WASHINGTON DC —
The 26th Ordinary Session of the Executive Council of the African Union continued today with Foreign Ministers on the continent dissecting issues affecting the continent presently, in particular, terrorism in some countries like Nigeria where Boko Haram has become a menace, peace and security and related issues.
The ministers, meeting ahead of this week's heads of state and government summit, are also looking at the AU's annual report on the activities of the Commission in 2014 and other reports that may be tabled this week like the Obasanjo report looking into issues affecting the AU, including the need for more funding to be secured for the African Union.
The annual report highlights the work of the Commission on Agenda 2063 and steps undertaken to accelerate continental integration and ‘realize the aspirations of the peoples for a united, prosperous and peaceful Africa, driven by its people and acting as a dynamic force in global affairs’.
AU chairperson Dr. Nkosazana Dlamini-Zuma said Agenda 2063 is set for adoption by this Summit.
Following the Summit, a meeting will be called to do more work on the 10-year plan as well as the process of integration and domestication of Agenda 2063 in national and regional development plans.
“The work on the 10-year Plan means a concerted shift towards focusing on implementation of this continental vision. A number of critical issues arise from this, which we would like to bring to the attention of the Executive Council,” said Dlamini-Zuma.
“The centrality of human development and security in all of this cannot be over-estimated, as we are learning the hard lessons from the Ebola Virus Outbreak on the need to have resilient public health systems, and for integrated responses.”
She added the AU will continue to highlight domestic resource mobilization as a critical success factor for Agenda 2063. This, Dlamini-Zuma said, will ensure predictable funding of Africa’s institutions and programs, ranging from funding of elections, integration, project preparations for infrastructure and implementation of the African Mining Vision, among others.
For Agenda 2063 to be successful, she said, African leaders need to make sure they remain true to their commitment of silencing guns on the continent.

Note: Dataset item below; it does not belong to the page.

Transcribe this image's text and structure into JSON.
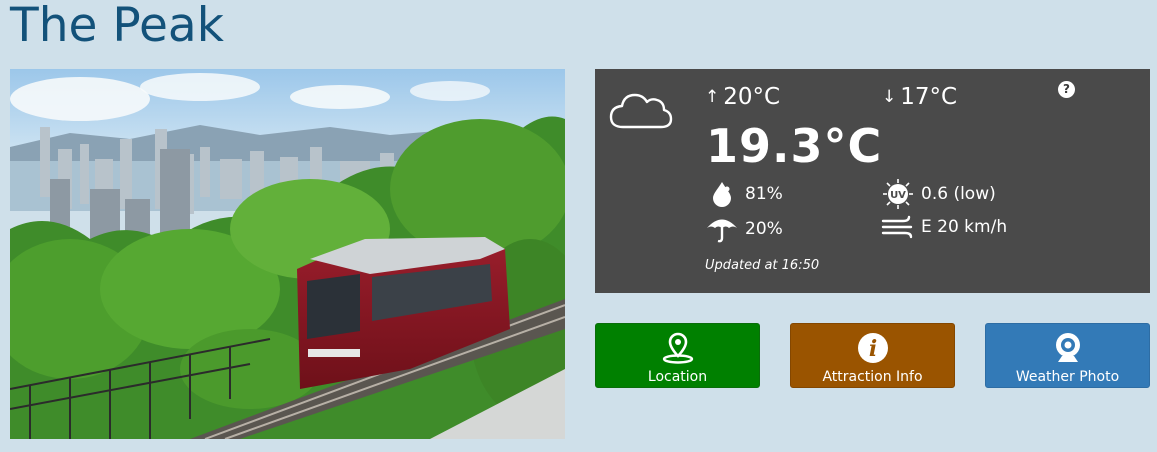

“If we fail to silence the guns and neutralize the threats of terrorism, intolerance and extremism; the risk of slow movement on integration, infrastructure and diversification of our economies due to both internal and external challenges; and the largest risk, failure to finance our development,” the AU chief said.
“It is not enough to identify the risks, we must go the next step to plan what to do to mitigate these risks.”

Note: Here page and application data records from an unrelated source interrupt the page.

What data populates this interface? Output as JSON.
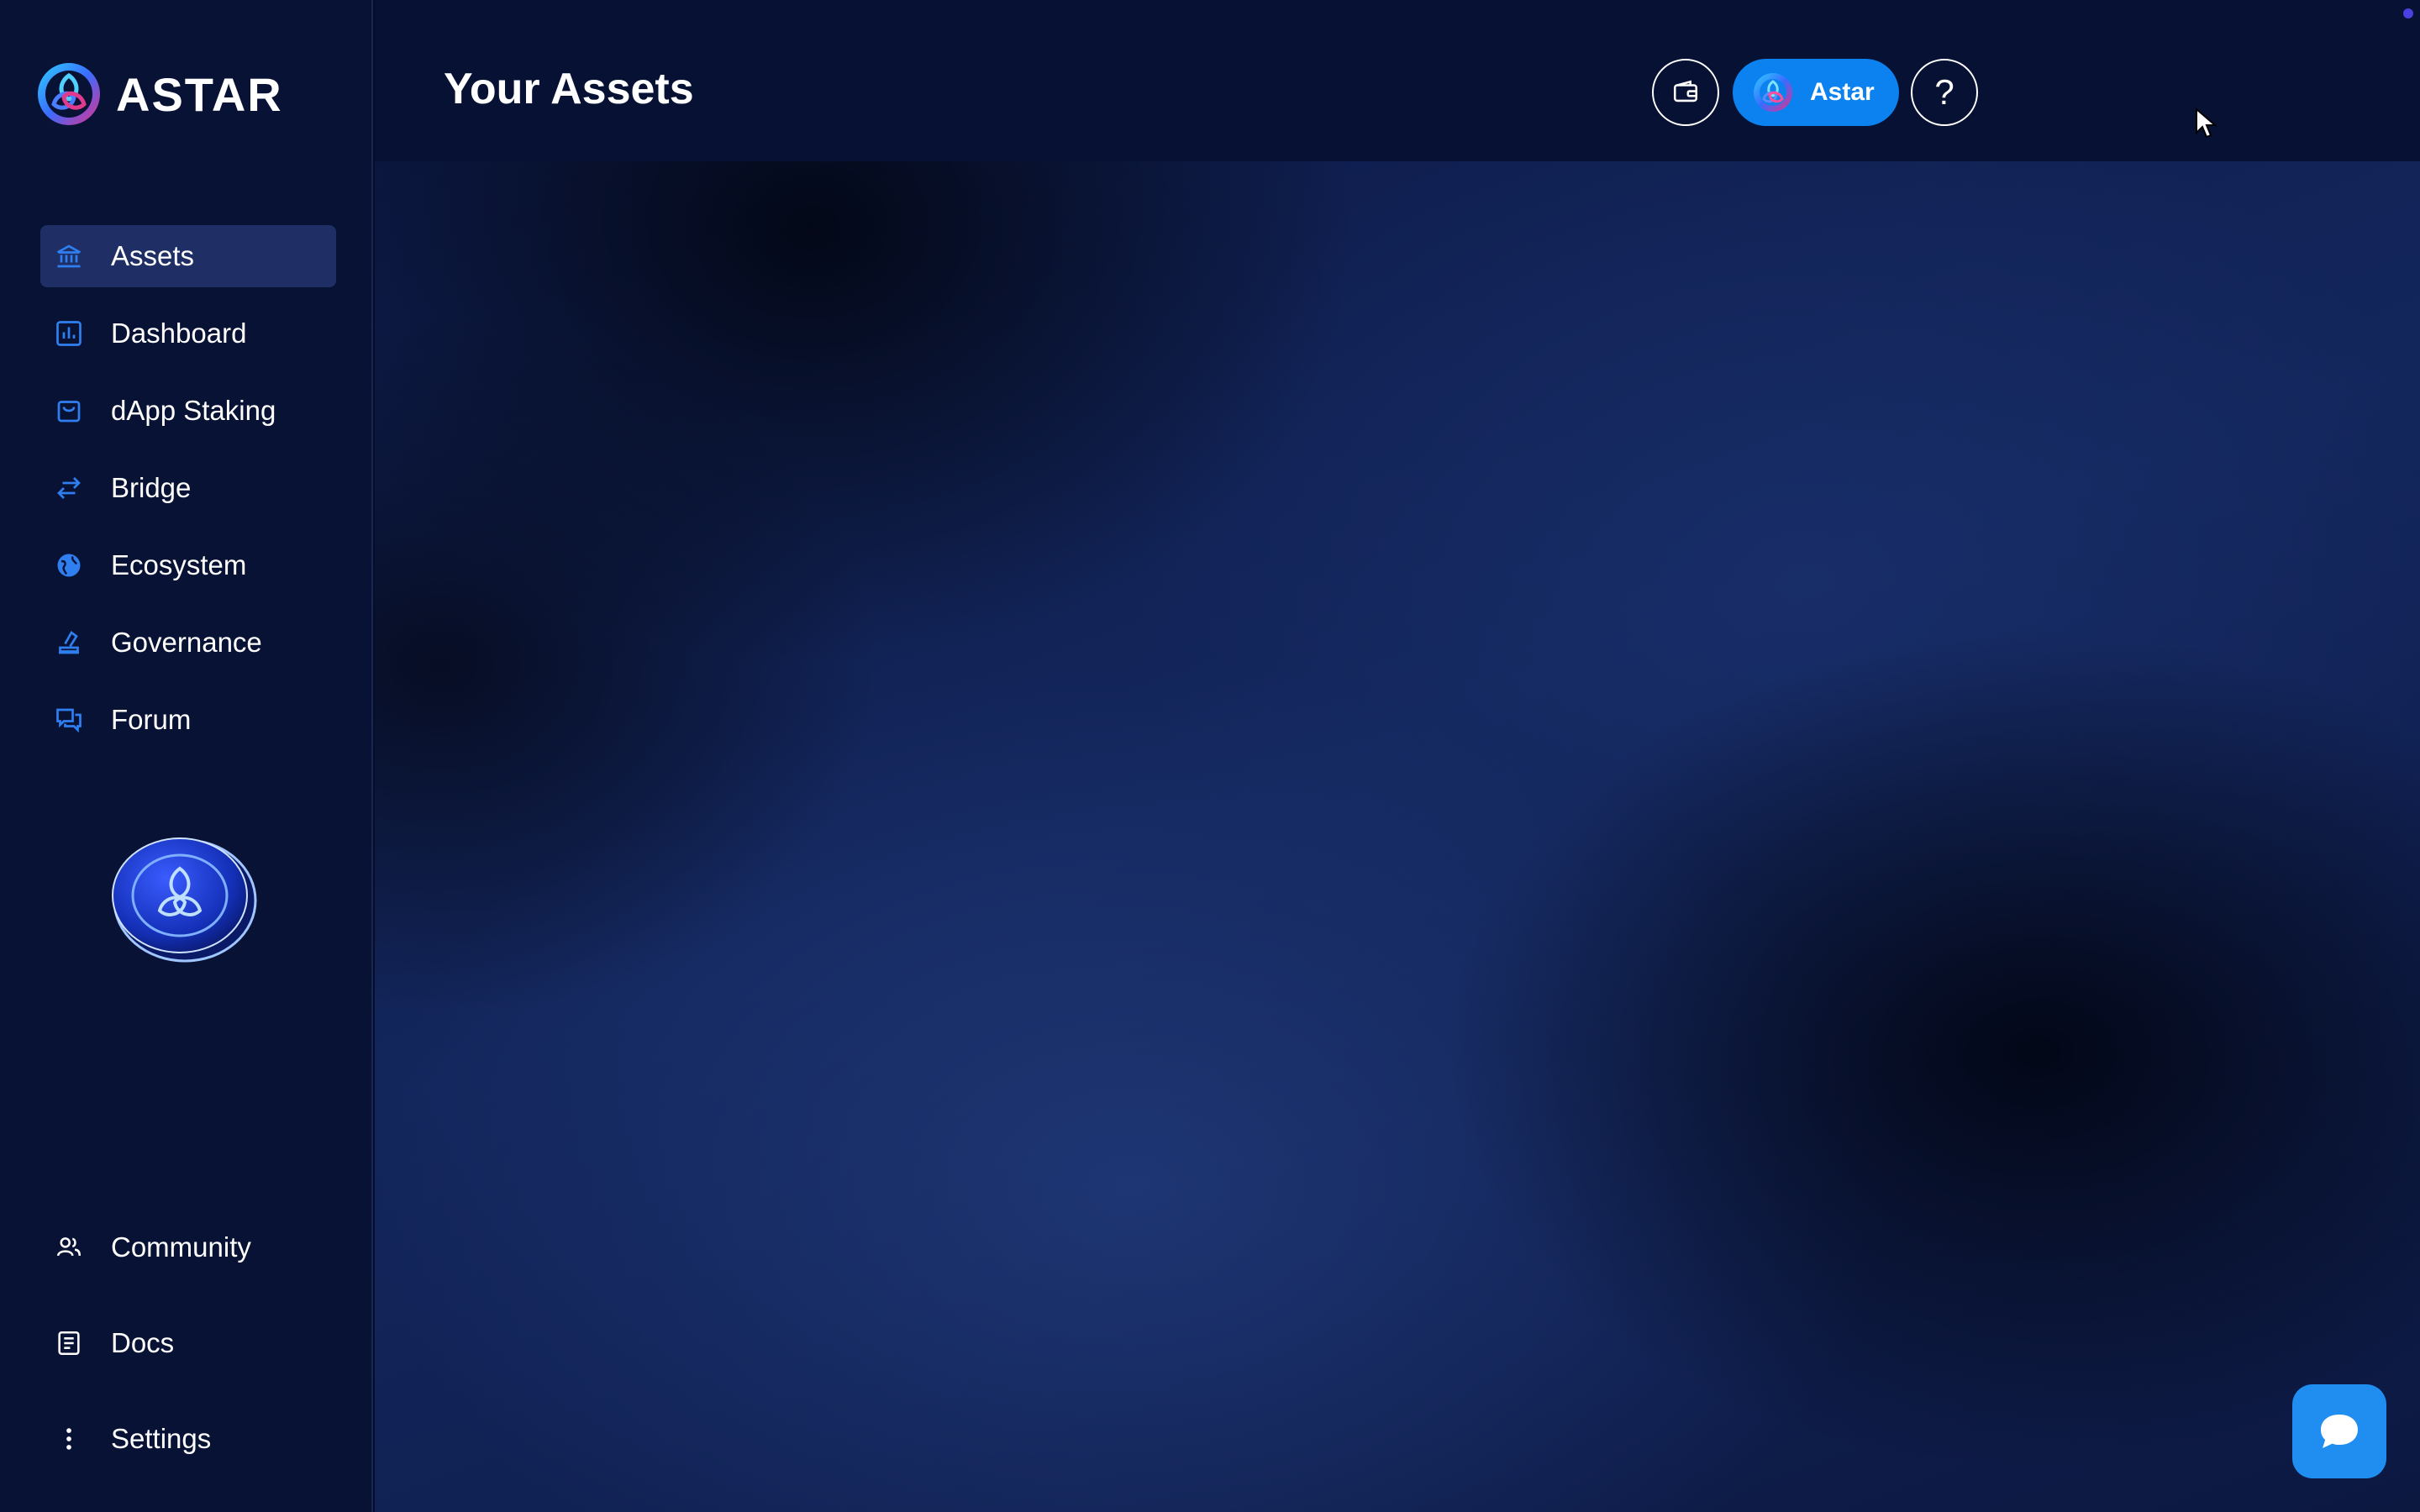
{
  "brand": {
    "name": "ASTAR"
  },
  "sidebar": {
    "items": [
      {
        "label": "Assets",
        "icon": "bank-icon",
        "active": true
      },
      {
        "label": "Dashboard",
        "icon": "chart-icon"
      },
      {
        "label": "dApp Staking",
        "icon": "bag-icon"
      },
      {
        "label": "Bridge",
        "icon": "arrows-icon"
      },
      {
        "label": "Ecosystem",
        "icon": "globe-icon"
      },
      {
        "label": "Governance",
        "icon": "vote-icon"
      },
      {
        "label": "Forum",
        "icon": "chat-bubbles-icon"
      }
    ],
    "bottom_items": [
      {
        "label": "Community",
        "icon": "people-icon"
      },
      {
        "label": "Docs",
        "icon": "document-icon"
      },
      {
        "label": "Settings",
        "icon": "vertical-dots-icon"
      }
    ]
  },
  "header": {
    "title": "Your Assets",
    "network_label": "Astar",
    "help_label": "?"
  },
  "colors": {
    "accent": "#0b82f0",
    "icon_blue": "#2f7ff0",
    "active_bg": "#1f2f66",
    "sidebar_bg": "#081235"
  }
}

She added Africa’s population projections estimate that by the time the continent celebrates the first centenary of the founding of the OAU/AU, Africa will be the most youthful continent in the world raising the need for Africa to urgently scale up investments in its young people ‘to prepare them to assume a leadership role in all aspects of human endeavor, especially in entrepreneurship, science, innovation, technology, in politics’.
“We must do more and better for African youth,” she said, adding though this year has been set aside for African women’s empowerment, progress should be pushed for all communities.
Africa, she said, should not loose sight of progress made in the areas of democracy, good governance and human rights despite the challenges it continues to face.
“We must also do more this year to increase the representation of women in government, in the judiciary and other public and private institutions and their participation at the tables in peace negotiations,” Dlamini-Zuma said.
“I am quite sure that although this is a year of women, it is about our entire communities. After this year, we must really have an irreversible momentum towards the emancipation of women on the continent.”
“We take inspiration from the resolve we have collectively demonstrated in the responses of our people in the formulation of Agenda 2063, in the fight against Ebola, and in the ongoing and collective work to build a better life for all Africans.”
This year’s summit is discussing, among other issues, crises in South Sudan, the Central African Republic, terrorism. Ebola in West Africa and related issues.